“My heart breaks for the athletes missing this last season and the basketball players that didn’t get to finish their season,” Shook said. “They are a resilient bunch of kids and I expect great things from them in the future.”
Leonardtown boys basketball completed its season just before the coronavirus pandemic started closing schools across the area and the nation, but the effects are still felt for teams out of season.
“It’s hard,” Raiders head coach Jeb Barber said in an April interview with Southern Maryland Newspapers. “We typically do stuff year-round. After the season, we usually take a couple of weeks off and then we get going with open gyms and some lifting and those kind of things, so obviously all that is put on hold. We also have a lot of spring sport athletes who unfortunately aren’t able to stay in great shape and stay sharp with their bodies so they’re ready to rock and roll during the summer.

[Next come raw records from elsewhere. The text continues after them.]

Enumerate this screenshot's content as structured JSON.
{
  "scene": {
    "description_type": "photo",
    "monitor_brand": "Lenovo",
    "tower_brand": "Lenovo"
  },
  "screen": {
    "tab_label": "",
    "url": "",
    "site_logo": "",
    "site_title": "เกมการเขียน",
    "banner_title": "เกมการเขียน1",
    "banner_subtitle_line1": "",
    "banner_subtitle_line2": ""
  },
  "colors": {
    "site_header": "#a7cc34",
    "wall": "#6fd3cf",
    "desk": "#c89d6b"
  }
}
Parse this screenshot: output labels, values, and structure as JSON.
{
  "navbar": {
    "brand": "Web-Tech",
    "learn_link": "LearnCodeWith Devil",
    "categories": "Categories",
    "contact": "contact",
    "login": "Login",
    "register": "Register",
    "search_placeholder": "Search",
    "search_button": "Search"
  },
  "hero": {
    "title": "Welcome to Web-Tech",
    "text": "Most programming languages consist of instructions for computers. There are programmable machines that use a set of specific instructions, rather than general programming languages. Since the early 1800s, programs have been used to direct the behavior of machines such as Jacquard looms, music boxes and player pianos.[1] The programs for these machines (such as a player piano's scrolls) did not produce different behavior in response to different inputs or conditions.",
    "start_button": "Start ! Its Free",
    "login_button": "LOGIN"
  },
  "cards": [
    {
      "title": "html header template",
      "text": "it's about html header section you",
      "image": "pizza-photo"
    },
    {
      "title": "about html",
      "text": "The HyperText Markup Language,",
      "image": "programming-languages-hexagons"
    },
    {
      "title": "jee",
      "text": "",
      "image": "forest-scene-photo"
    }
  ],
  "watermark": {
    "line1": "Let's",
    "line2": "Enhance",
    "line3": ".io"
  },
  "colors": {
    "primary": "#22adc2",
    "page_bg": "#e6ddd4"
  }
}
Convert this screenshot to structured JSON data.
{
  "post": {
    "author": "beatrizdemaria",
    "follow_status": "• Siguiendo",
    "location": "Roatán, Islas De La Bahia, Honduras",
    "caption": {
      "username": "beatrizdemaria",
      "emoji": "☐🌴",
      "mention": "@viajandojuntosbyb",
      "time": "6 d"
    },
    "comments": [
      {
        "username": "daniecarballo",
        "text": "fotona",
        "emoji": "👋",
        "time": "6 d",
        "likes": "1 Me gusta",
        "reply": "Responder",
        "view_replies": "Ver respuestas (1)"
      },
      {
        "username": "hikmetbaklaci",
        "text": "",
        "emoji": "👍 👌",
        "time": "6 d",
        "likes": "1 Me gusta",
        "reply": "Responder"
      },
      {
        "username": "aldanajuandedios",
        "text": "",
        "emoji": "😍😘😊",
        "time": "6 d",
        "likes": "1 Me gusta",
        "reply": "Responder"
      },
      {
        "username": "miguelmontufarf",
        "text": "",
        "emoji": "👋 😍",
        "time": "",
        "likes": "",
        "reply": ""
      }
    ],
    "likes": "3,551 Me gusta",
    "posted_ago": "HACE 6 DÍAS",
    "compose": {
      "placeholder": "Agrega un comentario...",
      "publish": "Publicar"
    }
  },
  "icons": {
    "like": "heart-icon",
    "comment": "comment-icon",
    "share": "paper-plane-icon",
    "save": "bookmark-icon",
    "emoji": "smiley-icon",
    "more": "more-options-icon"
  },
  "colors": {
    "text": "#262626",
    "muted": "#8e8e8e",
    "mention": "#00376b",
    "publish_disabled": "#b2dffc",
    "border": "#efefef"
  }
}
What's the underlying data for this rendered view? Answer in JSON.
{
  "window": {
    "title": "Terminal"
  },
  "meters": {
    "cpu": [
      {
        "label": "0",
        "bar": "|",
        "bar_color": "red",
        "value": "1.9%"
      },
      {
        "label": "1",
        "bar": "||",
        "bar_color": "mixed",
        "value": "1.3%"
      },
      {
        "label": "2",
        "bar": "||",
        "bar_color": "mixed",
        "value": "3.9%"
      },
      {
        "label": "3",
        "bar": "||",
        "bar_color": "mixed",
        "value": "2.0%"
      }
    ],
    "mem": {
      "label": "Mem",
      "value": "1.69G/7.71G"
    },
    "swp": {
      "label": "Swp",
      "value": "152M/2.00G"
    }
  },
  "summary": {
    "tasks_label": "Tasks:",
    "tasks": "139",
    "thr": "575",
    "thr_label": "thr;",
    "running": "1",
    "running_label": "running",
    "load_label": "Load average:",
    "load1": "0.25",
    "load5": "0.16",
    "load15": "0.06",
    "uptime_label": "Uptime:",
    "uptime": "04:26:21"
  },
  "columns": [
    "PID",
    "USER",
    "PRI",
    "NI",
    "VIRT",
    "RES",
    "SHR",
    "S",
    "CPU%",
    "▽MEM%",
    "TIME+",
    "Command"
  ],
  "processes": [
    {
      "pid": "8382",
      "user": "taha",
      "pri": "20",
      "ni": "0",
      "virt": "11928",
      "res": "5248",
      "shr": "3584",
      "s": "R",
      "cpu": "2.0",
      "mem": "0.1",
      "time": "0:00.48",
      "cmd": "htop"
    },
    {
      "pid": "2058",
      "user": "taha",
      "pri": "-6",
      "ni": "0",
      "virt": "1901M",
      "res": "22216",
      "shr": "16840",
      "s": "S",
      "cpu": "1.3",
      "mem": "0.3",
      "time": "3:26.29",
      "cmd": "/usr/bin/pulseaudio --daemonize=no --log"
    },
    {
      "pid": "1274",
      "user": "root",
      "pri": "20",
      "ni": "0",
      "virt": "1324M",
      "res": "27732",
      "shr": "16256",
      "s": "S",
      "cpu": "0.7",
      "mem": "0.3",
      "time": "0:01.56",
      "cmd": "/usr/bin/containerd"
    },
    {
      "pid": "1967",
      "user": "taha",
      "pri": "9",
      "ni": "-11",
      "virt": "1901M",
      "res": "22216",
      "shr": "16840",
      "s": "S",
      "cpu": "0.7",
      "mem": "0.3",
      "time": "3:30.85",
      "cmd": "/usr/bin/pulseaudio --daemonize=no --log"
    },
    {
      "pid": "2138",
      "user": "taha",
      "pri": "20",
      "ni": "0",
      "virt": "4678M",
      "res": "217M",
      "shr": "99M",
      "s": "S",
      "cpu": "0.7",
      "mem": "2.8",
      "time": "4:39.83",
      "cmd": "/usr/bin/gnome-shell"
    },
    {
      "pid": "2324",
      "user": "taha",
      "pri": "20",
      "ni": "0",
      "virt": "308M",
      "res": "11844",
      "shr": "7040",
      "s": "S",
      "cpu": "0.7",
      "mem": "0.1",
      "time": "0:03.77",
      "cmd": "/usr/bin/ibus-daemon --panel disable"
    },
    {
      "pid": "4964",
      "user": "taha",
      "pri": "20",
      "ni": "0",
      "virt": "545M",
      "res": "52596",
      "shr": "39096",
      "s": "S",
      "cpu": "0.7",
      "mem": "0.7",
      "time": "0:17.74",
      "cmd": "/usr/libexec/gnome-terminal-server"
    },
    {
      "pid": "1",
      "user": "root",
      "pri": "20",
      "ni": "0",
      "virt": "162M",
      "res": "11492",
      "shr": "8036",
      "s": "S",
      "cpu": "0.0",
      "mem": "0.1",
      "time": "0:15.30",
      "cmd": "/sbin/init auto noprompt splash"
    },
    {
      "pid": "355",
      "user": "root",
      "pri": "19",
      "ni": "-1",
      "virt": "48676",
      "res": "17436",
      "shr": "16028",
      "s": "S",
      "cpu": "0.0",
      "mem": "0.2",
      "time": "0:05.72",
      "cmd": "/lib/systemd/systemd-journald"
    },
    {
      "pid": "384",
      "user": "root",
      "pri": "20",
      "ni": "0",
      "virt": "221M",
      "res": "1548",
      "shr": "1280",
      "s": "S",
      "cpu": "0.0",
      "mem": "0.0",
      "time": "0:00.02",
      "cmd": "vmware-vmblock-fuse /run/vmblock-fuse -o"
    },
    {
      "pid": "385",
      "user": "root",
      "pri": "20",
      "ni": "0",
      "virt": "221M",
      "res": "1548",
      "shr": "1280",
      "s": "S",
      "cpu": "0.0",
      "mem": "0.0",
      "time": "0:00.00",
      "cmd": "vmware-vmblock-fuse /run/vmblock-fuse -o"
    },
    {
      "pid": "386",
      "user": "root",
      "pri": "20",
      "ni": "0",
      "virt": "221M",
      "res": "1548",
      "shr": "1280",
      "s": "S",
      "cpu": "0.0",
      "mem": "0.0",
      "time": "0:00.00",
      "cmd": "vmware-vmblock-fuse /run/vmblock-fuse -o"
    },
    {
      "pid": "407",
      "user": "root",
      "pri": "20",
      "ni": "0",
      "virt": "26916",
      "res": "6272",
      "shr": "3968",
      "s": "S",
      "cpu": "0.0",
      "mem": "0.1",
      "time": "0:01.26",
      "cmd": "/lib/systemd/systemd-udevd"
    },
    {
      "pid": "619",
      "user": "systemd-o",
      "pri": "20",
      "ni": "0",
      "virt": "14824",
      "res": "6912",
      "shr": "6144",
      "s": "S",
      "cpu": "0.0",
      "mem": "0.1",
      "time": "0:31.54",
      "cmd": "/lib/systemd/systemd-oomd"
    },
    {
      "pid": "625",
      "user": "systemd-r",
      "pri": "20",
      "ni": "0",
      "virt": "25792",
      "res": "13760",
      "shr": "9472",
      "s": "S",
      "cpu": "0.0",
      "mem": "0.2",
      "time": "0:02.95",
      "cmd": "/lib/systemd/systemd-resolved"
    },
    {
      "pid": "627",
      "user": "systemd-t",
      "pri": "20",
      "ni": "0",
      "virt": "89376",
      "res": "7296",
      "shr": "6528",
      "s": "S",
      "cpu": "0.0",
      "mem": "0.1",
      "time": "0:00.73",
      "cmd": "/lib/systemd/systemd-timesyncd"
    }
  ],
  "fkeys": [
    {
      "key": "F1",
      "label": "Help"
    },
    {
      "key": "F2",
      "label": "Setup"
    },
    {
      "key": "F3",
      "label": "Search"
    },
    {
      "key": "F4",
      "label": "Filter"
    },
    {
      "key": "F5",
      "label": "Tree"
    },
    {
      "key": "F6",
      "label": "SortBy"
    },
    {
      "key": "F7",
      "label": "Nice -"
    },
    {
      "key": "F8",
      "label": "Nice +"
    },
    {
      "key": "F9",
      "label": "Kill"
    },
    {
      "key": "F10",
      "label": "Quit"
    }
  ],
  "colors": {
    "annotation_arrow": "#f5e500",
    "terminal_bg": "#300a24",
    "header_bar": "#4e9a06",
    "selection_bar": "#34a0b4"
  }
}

“I’m just curious to see how long all of this goes to see if all of our summer plans need to be postponed as well. I just hope the kids are taking care of themselves academically, physically and spiritually at home, so when we do come back that they’re ready to rock and roll and kind of continue on the momentum that has been built over the last couple of years.”
St. Mary’s Ryken head girls basketball coach Toyja Somerville said offseason plans are definitely being impacted.
“I believe the most impacted are the 2021s because this is the most important summer for them as far as exposure goes,” Somerville said. “However, we tell our kids to try to keep things in proper perspective because people are dying. We tell them to keep working so they can be ready, workouts are provided weekly by our athletic department. We also do free virtual skills sessions for our girls and for interested young athletes to give kids some structures instruction and something to look forward to. We pray for an end soon. We also offer heartfelt congratulations to Raevyn Harris [who recently signed to play basketball at Cleveland State University] and all 2020 graduates.”
Staff writer Paul Watson contributed to this report.